Most notable the study by Bassey Antia “Terminology and language planning”, which, in an example from language planning from his home country Nigeria describes and examines principles, methods and workflows for terminology creation and standardization in language planning. The institutional situation and frame is of utmost importance for an efficient (i.e. under best-possible deployment of infrastructure, human and financial resources), and effective work (i.e. sustainable, with measurable results that have a real perceived impact on a defined target group).

Such frame conditions only in very rare cases are given and guaranteed long-term by a funding and supporting body, e.g. a government. Therefore, it falls under the tasks of the terminology planner or planning organization to create, or to sustain them and thus enable the expert work of terminology planning, management and standardization over as long a time as necessary.

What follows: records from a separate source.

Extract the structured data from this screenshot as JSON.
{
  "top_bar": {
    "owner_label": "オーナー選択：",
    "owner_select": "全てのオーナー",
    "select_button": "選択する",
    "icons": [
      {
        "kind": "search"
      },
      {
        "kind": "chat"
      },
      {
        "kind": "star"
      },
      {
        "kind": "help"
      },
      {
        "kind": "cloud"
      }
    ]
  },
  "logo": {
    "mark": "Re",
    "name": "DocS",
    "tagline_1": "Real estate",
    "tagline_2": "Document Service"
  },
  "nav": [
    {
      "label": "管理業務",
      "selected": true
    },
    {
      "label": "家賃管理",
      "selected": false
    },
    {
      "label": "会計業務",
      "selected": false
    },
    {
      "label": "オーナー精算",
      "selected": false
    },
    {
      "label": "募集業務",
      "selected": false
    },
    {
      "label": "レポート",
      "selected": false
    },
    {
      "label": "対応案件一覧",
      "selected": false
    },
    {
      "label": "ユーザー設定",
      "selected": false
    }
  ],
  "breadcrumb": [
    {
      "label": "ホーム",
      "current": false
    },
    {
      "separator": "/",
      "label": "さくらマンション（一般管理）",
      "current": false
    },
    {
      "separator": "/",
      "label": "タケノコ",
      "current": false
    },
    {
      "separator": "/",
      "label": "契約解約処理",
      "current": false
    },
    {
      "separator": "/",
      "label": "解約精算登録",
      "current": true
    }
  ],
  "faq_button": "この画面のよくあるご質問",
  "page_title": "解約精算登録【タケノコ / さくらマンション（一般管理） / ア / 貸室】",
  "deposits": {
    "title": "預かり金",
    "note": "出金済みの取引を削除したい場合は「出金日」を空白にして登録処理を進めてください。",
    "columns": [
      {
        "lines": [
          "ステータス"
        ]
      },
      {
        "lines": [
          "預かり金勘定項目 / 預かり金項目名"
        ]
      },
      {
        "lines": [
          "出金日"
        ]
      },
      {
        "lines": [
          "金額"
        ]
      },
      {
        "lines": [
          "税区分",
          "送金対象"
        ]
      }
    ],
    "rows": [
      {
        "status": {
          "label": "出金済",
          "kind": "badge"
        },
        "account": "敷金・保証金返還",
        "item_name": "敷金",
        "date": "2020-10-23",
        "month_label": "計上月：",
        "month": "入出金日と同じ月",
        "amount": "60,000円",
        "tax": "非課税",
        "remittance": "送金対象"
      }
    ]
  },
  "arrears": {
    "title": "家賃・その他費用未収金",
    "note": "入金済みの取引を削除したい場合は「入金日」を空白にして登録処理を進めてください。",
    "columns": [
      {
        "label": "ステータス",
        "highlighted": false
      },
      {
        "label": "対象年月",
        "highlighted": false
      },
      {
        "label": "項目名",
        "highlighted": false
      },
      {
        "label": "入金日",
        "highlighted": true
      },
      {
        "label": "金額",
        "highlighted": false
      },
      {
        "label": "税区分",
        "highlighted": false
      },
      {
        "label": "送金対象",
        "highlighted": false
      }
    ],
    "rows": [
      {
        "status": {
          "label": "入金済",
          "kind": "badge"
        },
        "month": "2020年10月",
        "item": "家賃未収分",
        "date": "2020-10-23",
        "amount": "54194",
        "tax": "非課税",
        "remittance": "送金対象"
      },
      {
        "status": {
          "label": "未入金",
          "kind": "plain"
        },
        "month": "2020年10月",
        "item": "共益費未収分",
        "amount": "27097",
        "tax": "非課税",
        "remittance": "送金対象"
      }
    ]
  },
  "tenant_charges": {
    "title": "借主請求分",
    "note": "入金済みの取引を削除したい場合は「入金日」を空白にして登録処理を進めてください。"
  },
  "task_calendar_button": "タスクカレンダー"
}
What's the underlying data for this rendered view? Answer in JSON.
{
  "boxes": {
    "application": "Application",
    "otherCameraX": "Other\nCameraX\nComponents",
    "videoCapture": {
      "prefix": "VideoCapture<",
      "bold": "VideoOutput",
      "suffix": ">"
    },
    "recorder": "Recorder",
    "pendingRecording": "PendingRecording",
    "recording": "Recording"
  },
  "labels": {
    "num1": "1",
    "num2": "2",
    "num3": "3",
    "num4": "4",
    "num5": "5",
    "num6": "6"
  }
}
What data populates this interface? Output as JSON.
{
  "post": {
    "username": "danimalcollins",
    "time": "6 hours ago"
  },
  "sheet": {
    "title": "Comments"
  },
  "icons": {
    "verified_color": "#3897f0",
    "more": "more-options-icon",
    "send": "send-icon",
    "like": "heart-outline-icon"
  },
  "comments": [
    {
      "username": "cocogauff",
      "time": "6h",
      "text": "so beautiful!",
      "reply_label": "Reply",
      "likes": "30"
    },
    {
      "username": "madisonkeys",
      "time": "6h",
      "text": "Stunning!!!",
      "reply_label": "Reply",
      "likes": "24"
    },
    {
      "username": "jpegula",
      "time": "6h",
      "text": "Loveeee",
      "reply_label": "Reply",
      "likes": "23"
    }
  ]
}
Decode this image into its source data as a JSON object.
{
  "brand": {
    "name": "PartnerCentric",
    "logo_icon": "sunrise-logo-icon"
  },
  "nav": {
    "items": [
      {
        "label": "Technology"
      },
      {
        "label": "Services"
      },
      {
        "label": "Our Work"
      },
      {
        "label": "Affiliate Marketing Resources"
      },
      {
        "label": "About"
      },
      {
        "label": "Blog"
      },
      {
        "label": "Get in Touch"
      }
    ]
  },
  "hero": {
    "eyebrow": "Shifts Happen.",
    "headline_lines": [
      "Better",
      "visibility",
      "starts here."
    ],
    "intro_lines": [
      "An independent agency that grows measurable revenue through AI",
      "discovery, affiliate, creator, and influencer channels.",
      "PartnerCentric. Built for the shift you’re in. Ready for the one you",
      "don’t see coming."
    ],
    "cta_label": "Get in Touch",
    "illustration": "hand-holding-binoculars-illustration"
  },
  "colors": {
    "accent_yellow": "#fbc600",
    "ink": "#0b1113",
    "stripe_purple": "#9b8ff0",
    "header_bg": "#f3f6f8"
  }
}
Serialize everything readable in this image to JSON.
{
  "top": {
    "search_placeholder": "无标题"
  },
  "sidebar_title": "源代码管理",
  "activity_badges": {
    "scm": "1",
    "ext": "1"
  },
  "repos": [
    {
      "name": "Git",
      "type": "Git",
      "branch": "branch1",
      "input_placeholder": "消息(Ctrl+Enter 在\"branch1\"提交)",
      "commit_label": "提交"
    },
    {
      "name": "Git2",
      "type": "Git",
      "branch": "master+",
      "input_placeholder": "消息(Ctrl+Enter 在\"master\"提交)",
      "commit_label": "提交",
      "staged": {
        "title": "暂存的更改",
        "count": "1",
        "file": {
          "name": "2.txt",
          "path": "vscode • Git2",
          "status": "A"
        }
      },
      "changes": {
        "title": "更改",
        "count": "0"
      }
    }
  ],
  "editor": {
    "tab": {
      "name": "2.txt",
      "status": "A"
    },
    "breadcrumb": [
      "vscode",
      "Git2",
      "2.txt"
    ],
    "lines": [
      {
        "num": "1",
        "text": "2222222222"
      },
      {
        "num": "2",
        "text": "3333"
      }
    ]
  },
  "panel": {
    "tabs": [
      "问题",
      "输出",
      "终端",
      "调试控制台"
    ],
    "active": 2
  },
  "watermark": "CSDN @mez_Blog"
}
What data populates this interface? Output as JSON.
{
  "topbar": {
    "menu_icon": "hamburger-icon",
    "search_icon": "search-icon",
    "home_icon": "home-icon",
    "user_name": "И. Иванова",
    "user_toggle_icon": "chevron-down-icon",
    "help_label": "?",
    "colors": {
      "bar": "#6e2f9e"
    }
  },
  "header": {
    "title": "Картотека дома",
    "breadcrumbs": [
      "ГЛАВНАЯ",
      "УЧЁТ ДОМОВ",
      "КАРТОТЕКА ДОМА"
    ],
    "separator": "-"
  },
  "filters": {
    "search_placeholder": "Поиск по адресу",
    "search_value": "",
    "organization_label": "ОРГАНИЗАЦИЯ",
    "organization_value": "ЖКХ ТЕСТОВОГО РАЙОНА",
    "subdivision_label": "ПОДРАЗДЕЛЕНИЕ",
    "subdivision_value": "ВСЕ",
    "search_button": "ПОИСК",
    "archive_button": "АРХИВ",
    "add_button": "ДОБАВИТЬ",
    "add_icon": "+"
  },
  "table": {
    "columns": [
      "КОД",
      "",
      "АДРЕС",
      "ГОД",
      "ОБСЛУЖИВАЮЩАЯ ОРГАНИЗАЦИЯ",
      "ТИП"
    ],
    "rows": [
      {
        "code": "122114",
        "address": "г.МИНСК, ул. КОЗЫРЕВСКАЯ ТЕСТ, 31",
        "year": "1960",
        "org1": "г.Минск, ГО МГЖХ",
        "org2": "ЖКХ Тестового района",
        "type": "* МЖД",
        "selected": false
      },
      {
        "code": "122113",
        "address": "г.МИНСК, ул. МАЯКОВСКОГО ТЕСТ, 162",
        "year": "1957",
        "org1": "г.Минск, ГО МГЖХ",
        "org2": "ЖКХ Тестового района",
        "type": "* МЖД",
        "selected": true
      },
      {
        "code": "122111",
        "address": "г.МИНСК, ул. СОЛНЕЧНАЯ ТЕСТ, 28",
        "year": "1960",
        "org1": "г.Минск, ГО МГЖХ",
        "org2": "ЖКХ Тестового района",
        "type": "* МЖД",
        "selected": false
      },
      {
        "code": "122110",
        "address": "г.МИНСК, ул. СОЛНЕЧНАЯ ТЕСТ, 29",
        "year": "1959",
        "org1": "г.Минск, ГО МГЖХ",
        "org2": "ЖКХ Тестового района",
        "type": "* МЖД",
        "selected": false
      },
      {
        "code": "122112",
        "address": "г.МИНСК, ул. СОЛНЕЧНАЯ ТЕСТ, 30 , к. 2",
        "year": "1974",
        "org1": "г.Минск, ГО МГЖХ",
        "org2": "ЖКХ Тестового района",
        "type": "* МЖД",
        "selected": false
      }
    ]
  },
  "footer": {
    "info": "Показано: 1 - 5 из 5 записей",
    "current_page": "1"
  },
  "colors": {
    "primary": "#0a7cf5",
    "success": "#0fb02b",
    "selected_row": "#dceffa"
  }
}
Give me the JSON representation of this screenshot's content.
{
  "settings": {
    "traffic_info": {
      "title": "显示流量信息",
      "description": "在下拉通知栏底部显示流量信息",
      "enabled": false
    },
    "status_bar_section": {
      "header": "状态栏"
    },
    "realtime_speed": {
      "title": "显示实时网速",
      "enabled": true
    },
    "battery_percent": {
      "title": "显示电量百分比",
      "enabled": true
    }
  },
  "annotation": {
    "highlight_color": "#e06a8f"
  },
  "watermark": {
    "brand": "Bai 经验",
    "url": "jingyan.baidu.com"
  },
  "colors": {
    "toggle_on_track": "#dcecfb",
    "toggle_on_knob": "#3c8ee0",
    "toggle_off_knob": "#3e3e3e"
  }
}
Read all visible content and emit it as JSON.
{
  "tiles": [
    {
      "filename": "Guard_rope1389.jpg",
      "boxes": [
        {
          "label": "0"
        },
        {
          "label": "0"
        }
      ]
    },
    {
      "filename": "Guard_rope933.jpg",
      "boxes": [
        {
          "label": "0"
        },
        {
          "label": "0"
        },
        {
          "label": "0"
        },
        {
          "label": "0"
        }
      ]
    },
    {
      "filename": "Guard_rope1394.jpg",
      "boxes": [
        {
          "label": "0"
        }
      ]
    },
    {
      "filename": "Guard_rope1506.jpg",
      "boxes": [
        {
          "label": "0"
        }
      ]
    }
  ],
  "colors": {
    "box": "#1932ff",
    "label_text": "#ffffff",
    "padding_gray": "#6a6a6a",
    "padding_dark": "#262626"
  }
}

To achieve this goal, a policy is needed, in the meaning of an officially approved systematic plan and recorded regulation with regard to the creation, management or handling of terminology in an organization or language community. Infoterm’s research and expertise concerns the pragmatic environment in which terminology planning takes place.


There are a number of studies by Infoterm on the policy-making process on their Website and in Wikipedia. And Infoterm also compiled the UNESCO Guidelines for Terminology Policies. In 2006 a standardization project was initiated under the International Organization for Standardization to develop a methodology standard based on the Guidelines, but including also the interest of professional organizations. If you are interested in terminology planning and minority languages you might want to read the Proceedings of the Special Seminar on Terminology Policies and Minority Languages, organized by the European Association for Terminology in Dublin in 2007.

The proceedings are available at TermNet Publisher or contact termnetpublisher@termnet.org.

Infoterm Website: http://www.infoterm.info/activities/terminology_policies.php

Article on Terminology Policies (in German): eDITion, magazine of the Association for German Terminology (DTT)